Data records for software interfaces
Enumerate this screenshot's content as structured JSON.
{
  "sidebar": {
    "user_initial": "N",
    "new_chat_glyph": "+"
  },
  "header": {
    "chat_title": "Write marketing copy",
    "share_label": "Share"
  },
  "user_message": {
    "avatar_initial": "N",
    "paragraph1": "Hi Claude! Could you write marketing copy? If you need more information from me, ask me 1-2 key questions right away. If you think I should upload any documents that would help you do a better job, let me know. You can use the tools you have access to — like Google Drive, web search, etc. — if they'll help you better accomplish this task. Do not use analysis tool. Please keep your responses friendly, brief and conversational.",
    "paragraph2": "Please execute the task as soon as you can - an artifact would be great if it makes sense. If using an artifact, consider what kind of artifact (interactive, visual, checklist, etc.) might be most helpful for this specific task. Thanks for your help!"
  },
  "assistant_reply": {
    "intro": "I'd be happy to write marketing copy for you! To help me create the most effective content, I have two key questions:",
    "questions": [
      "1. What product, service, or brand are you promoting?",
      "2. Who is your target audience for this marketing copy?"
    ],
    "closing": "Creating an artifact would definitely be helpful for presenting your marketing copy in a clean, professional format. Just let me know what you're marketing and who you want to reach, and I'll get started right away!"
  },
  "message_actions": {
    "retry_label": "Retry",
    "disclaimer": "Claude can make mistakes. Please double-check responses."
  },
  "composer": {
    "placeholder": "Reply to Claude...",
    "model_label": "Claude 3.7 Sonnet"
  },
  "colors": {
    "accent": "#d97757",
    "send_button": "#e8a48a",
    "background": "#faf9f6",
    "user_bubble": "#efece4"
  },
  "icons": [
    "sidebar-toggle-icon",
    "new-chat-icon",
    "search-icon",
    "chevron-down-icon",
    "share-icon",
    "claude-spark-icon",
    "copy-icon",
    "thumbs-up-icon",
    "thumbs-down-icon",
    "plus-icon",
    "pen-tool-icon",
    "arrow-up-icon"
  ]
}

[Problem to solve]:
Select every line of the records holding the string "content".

[Result of the task]:
Enumerate this screenshot's content as structured JSON.
    "intro": "I'd be happy to write marketing copy for you! To help me create the most effective content, I have two key questions:",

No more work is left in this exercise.